had a very nice visit. Time and schedules did not allow us to get together again, this trip. They regularly travel
to Montana to bow hunt big game and this year they took JayDee along to do some upland bird hunting. They shot
sharp-tails and sage grouse in Montana, ptarmigans in Alaska and on a deer hunt to Kodiak Island JayDee retrieved
the dozen Sea Ducks John shot. They are very happy with how JayDee is developing. Arizona is the next stop for
JayDee. Mearn's quail are on the agenda to help solidify her point. We may have an opportunity to get together
with them the next time they are in Montana and hunt western South Dakota. “Those SM get around donít they!”
Kathy and John Sarvis, JayDee,: Anchorage, AK
I left home at 8:30am on July 26th and arrived back home midnight September 14th. After 51 days, 12780 miles,
and 80 pound of dog food the dogs and I returned home with 250 pounds of caribou, 60 pounds of fish a few birds
( I ate most of then as I traveled). We made some great friends and met people I never imagined I would meet.
Great people, good dogs, “BIG BEAUTIFUL” country and birds. What more could you ask for!! Once
again the most important part was being able to share the experiences. I would love to return their
hospitality and share bird hunting adventures with them all in South Dakota.
This was one of the coolest and wettest summers on record in Alaska. The highest temperature Anchorage reached,
all summer was 77 deg F. Most days it rained at least sometime during the day. We learned to dress accordingly.
This is the reason many of the pictures have wet Small Munsterlanders in them.

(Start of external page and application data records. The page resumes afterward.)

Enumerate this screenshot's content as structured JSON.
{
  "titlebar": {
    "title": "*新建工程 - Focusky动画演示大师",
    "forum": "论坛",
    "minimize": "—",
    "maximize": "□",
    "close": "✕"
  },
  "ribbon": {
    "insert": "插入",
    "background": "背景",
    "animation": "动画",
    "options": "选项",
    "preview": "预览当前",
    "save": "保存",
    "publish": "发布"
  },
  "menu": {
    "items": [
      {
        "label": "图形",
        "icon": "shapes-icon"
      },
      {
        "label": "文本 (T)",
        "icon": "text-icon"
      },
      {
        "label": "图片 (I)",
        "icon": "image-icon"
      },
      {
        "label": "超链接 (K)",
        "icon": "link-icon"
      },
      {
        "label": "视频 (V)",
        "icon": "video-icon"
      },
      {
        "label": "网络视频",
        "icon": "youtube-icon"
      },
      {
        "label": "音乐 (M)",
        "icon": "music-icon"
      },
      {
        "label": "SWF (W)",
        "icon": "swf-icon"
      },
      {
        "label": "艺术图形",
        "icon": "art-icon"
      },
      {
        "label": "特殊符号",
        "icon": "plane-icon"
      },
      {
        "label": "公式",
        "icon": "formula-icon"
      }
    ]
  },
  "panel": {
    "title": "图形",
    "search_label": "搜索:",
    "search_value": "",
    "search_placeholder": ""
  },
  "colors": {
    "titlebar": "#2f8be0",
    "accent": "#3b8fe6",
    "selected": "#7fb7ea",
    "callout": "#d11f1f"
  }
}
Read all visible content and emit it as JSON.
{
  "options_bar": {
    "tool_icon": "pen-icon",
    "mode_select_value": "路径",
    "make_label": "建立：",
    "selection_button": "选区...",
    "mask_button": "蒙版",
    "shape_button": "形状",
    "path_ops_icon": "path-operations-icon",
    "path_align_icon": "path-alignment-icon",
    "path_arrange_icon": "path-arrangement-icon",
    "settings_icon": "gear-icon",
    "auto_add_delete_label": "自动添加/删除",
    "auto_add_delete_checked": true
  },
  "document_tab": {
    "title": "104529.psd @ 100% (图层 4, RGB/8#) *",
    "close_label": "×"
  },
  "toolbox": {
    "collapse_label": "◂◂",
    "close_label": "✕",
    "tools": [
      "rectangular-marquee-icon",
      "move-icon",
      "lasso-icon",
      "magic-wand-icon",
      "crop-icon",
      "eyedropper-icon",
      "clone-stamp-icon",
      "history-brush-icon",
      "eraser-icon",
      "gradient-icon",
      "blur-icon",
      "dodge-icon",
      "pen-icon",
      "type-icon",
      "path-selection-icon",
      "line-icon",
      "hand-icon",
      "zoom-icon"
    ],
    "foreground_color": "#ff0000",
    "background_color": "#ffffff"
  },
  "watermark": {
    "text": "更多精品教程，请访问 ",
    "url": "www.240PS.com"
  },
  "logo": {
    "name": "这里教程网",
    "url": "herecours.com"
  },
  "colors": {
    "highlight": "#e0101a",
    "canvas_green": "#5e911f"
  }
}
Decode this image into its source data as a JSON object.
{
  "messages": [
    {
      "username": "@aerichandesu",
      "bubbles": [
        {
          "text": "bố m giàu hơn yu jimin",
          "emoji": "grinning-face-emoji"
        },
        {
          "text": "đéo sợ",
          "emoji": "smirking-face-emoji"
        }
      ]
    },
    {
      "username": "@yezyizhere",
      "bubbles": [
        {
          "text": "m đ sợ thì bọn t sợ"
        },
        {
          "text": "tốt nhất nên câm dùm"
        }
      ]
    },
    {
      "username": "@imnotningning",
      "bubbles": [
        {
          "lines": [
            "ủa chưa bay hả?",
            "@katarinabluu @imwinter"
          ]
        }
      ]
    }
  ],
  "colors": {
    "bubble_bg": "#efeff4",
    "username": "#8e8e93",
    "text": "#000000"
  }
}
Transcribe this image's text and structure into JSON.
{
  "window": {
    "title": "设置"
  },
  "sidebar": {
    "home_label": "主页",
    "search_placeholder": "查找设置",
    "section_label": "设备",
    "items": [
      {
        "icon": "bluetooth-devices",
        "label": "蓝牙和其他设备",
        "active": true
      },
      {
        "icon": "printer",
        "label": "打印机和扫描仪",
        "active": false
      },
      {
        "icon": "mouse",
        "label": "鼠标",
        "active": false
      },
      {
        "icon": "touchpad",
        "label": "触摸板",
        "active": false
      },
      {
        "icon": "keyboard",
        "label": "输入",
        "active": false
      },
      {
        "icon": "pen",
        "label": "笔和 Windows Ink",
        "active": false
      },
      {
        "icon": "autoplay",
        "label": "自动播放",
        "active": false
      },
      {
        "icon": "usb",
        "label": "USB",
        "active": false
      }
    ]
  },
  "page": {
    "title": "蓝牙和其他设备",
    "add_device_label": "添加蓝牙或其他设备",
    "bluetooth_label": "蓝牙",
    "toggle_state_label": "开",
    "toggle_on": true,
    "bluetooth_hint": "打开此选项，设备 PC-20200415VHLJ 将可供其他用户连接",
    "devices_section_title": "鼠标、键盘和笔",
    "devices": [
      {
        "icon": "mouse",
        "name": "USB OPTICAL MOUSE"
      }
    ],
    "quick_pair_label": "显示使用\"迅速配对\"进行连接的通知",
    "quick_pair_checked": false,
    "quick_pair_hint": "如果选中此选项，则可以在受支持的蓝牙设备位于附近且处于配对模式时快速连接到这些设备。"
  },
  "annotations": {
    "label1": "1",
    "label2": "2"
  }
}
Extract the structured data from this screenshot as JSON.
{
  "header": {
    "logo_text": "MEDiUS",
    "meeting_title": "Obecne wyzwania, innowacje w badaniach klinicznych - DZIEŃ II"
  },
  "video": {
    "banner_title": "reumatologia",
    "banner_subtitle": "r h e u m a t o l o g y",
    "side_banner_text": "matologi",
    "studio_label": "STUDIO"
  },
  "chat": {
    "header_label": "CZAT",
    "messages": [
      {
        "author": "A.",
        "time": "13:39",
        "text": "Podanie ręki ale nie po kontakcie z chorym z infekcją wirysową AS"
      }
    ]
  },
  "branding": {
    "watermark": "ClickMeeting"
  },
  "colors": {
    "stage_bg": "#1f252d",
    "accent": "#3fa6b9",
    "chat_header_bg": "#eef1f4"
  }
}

If you would like to see more photos and get an idea of the topography, see how we traveled and more adventures in
Alaska they can be viewed at www.julsonkennel.com, click on the “scrap book”
link and then the “Alaska” link